Australian Aboriginal Flag. Image via Wikimedia Commons, the free media repository. Retrieved 06:10, October 13, 2022

Australia – country at a glance

Independence01 January 1901 (from the federation of UK colonies)
Capital CityCanberra
(35°18.48′S 149°7.47′E)
Largest CitySydney
Areatotal: 7,741,220 sq km
land: 7,682,300 sq km
water: 58,920 sq km
Population26,141,369 (2022 est.)
Official LanguageEnglish
DemonymAustralian and Aussie
BordersNo bordering countries of this continent nation. However, there are neighboring countries - New Zealand, Indonesia, East Timor and Papua New Guinea.
CurrencyAustralian dollar (AUD)
Suffrage18 years of age; universal and compulsory
ReligionChristianity
Life expectancy at birth83.09 years (2022)
Life expectancy at birth indicates the number of years a newborn infant would live if prevailing patterns of mortality at the time of its birth were to stay the same throughout its life.
National anthem "Advance Australia Fair"
Government typeparliamentary democracy (Federal Parliament) under a constitutional monarchy
MonarchElizabeth II
Prime MinisterAnthony Albanese
Climategenerally arid to semiarid; temperate in south and east; tropical in north
Terrainmostly low plateau with deserts; fertile plain in southeast
Mean elevation330 m
Lowest pointLake Eyre -15 m
Highest pointMount Kosciuszko 2,228 m

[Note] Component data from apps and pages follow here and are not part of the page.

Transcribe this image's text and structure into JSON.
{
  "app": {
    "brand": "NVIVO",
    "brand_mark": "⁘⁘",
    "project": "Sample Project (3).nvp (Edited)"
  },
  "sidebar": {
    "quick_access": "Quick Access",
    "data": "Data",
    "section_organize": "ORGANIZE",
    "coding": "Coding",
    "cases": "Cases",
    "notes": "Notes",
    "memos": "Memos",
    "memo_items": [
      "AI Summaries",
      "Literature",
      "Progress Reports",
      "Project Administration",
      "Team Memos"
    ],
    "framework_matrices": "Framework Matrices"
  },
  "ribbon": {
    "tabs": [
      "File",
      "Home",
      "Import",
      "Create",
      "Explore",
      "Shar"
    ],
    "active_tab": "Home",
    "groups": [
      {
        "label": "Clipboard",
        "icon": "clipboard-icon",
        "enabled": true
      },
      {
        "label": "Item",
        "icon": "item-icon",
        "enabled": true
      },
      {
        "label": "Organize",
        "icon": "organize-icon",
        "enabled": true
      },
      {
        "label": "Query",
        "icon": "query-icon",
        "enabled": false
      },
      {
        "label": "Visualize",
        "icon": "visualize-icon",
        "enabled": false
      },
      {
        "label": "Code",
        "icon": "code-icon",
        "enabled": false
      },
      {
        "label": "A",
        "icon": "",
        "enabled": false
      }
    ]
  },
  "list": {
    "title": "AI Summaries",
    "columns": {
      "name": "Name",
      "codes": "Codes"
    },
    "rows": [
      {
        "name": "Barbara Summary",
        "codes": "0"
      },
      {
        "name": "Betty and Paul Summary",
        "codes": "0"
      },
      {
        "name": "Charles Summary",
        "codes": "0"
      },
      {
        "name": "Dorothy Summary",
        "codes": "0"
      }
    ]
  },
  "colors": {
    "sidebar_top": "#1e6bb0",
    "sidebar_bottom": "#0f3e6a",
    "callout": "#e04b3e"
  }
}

Natural resourcesbauxite, coal, iron ore, copper, tin, gold, silver, uranium, nickel, tungsten, rare earth elements, mineral sands, lead, zinc, diamonds, natural gas, petroleum
National symbolsSouthern Cross constellation (five, seven-pointed stars), kangaroo, emu
National colorsgreen and gold
Agricultural land53.4%
Birth rate12.3 births/1,000 population (2022 est.)
Death rate6.77 deaths/1,000 population (2022 est.)
Sex ratio0.99 male(s)/female (2022 est.)
Industriesmining, industrial and transportation equipment, food processing, chemicals, steel
Exports$404.562 billion (2019 est.)
coal, iron ore, gold, meat, wool, alumina, wheat, machinery and transport equipment
Imports$334.279 billion (2019 est.)
machinery and transport equipment, computers and office machines, telecommunication equipment and parts; crude oil and petroleum products
GDP - per capita (PPP)$48,700 (2020 est.)
Internet country code.au
Time ZoneUTC+8 to +10.5
Calling Code+61
Drives on theLeft
Table last updatedJuly 25, 2022